    Executive Forum participants identified several best practices for those concerned with exports of environmental services:

    • Educate potential buyers. Environmental service demonstrations and fairs can help firms introduce themselves to governments, donors and industrial buyers. Strategy-makers can work with environmental service providers to target foreign buyers, public sector consumers and business customers with unique marketing and information materials.

    • Explore commercial partnerships. Environmental service providers should work hard to capture technologies through joint ventures and association with providers abroad, which they can adapt to local and regional markets.

    • Focus on environmental protection. Firms can leverage donor interest in protecting the environment through specific environmental projects.

    • Tap into regional market opportunities. Providers can tap into the high potential of South-South trade in consulting and operational environmental services. Publicly sponsored export delegations to neighbouring countries can help providers to market their products and educate potential consumers.

    Source: Linda Schmid, ITC Trade in Services Officer and Moderator of the Executive Forum session on environmental services.


    ITC's Executive Forum discussions produced several recommendations for strategy-makers to improve conditions for environmental service exporters:

    • Improve financing. Strengthen the financial environment to reduce the cost of capital to environmental service providers to ensure their competitiveness. Consider export promotion financing, which offers favourable terms to environmental service exporters.

    • Link clean environments to tourism opportunities. Position services that help clean the environment as a means to ensure a vibrant tourism market. Dirty environments can have negative connotations, such as crime, which detract visitors.

    • Take part in standard-setting. Ensure that least developed and developing country voices are heard in the creation of environmental service standards that are achievable in countries with limited resources.

    • Engage with lawmakers. Work with lawmakers to write environmental protection legislation that is practicable and achievable. Yet laws must be rigorous enough to strengthen service providers' competitive ability.
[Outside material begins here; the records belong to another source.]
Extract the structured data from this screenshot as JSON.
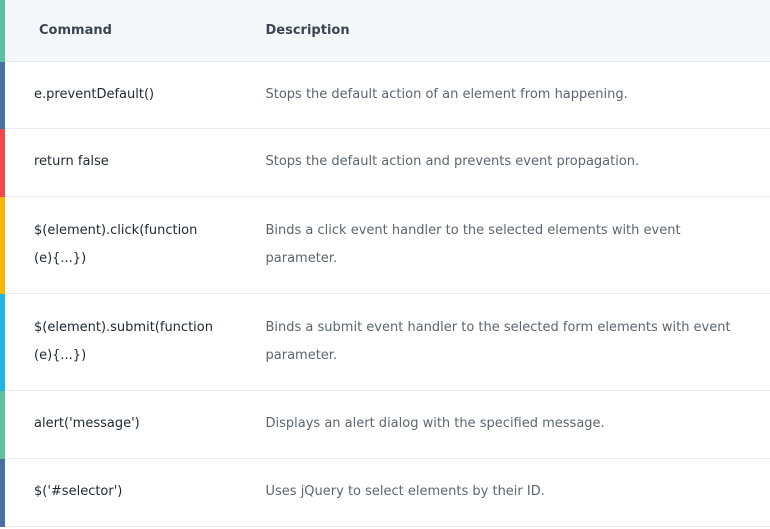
{
  "table": {
    "headers": {
      "command": "Command",
      "description": "Description"
    },
    "rows": [
      {
        "command": "e.preventDefault()",
        "description": "Stops the default action of an element from happening.",
        "accent": "#4a6fa5"
      },
      {
        "command": "return false",
        "description": "Stops the default action and prevents event propagation.",
        "accent": "#ef4b4b"
      },
      {
        "command": "$(element).click(function(e){...})",
        "description": "Binds a click event handler to the selected elements with event parameter.",
        "accent": "#f7b600"
      },
      {
        "command": "$(element).submit(function(e){...})",
        "description": "Binds a submit event handler to the selected form elements with event parameter.",
        "accent": "#1fb5e0"
      },
      {
        "command": "alert('message')",
        "description": "Displays an alert dialog with the specified message.",
        "accent": "#5fbf9f"
      },
      {
        "command": "$('#selector')",
        "description": "Uses jQuery to select elements by their ID.",
        "accent": "#4a6fa5"
      }
    ],
    "header_accent": "#5fbf9f"
  }
}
    • Leverage competitive position. Help environmental service providers to identify export markets where they can leverage their competitive position in, for example, specialization, brand identification, cost position, technological leadership or quality of service.

    • Consider procurement practices. Assess domestic and foreign procurement practices to ensure transparency and eliminate donor preferences for their domestic firms, while in some cases providing safe harbour for fledgling national firms.
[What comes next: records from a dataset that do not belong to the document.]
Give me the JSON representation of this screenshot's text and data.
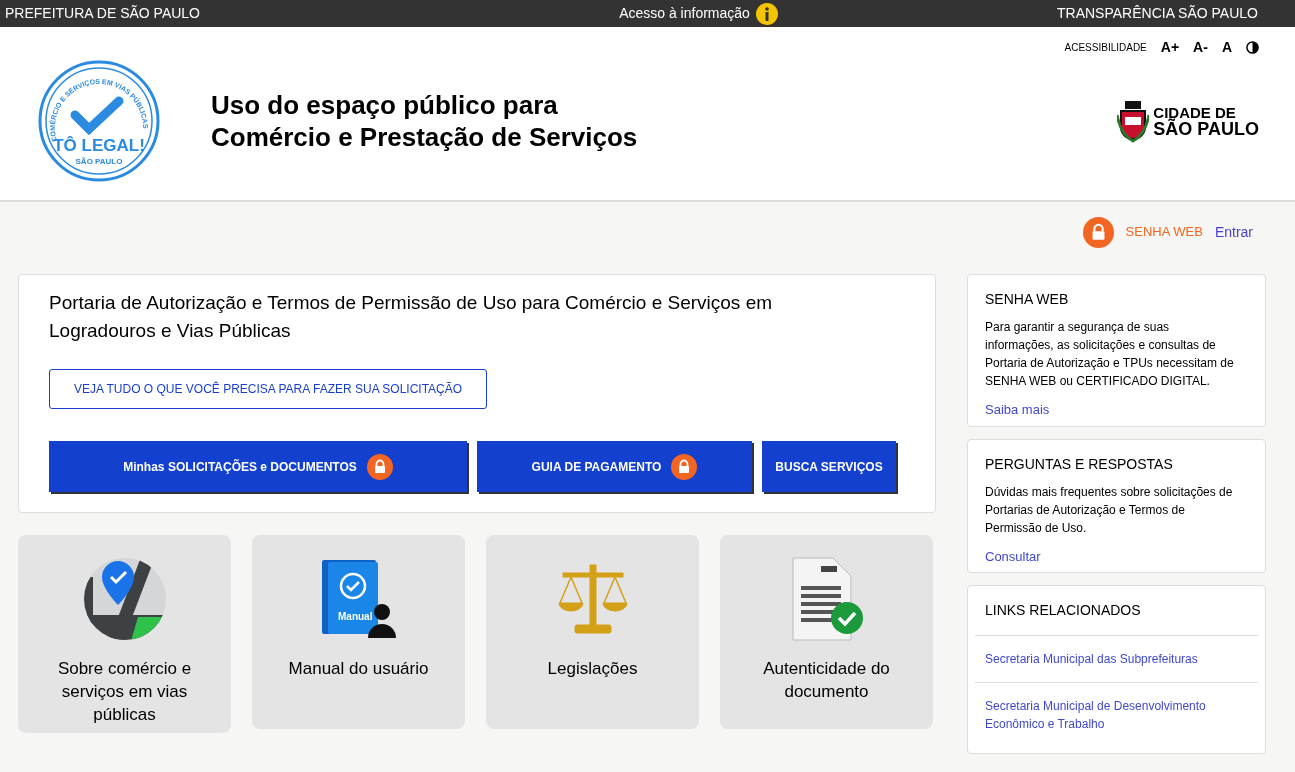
{
  "top_bar": {
    "left": "PREFEITURA DE SÃO PAULO",
    "center": "Acesso à informação",
    "right": "TRANSPARÊNCIA SÃO PAULO"
  },
  "accessibility": {
    "label": "ACESSIBILIDADE",
    "controls": [
      "A+",
      "A-",
      "A"
    ]
  },
  "logo": {
    "arc_text": "COMÉRCIO E SERVIÇOS EM VIAS PÚBLICAS",
    "name": "TÔ LEGAL!",
    "city": "SÃO PAULO"
  },
  "header": {
    "title_lines": [
      "Uso do espaço público para",
      "Comércio e Prestação de Serviços"
    ],
    "city_logo": [
      "CIDADE DE",
      "SÃO PAULO"
    ]
  },
  "login": {
    "label": "SENHA WEB",
    "link": "Entrar"
  },
  "main_card": {
    "title": "Portaria de Autorização e Termos de Permissão de Uso para Comércio e Serviços em Logradouros e Vias Públicas",
    "outline_button": "VEJA TUDO O QUE VOCÊ PRECISA PARA FAZER SUA SOLICITAÇÃO",
    "buttons": [
      {
        "label": "Minhas SOLICITAÇÕES e DOCUMENTOS",
        "locked": true
      },
      {
        "label": "GUIA DE PAGAMENTO",
        "locked": true
      },
      {
        "label": "BUSCA SERVIÇOS",
        "locked": false
      }
    ]
  },
  "tiles": [
    {
      "kind": "map",
      "label": "Sobre comércio e serviços em vias públicas"
    },
    {
      "kind": "manual",
      "label": "Manual do usuário",
      "icon_text": "Manual"
    },
    {
      "kind": "scale",
      "label": "Legislações"
    },
    {
      "kind": "document",
      "label": "Autenticidade do documento"
    }
  ],
  "sidebar": [
    {
      "kind": "info",
      "title": "SENHA WEB",
      "text": "Para garantir a segurança de suas informações, as solicitações e consultas de Portaria de Autorização e TPUs necessitam de SENHA WEB ou CERTIFICADO DIGITAL.",
      "link": "Saiba mais"
    },
    {
      "kind": "info",
      "title": "PERGUNTAS E RESPOSTAS",
      "text": "Dúvidas mais frequentes sobre solicitações de Portarias de Autorização e Termos de Permissão de Uso.",
      "link": "Consultar"
    },
    {
      "kind": "links",
      "title": "LINKS RELACIONADOS",
      "links": [
        "Secretaria Municipal das Subprefeituras",
        "Secretaria Municipal de Desenvolvimento Econômico e Trabalho"
      ]
    }
  ]
}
    Source: Linda Schmid, ITC Trade in Services Officer and Moderator of the Executive Forum session on environmental services.

    Seteng Motalaote is the Chief Executive Offi cer of Wave Sanitation Services. This article is based on Mr Motalaote's presentation to ITC's 2005 Executive Forum on National Export Strategies. The full paper can be found at http://www.intracen.org/execforum/ef2005/montreux/programme.htm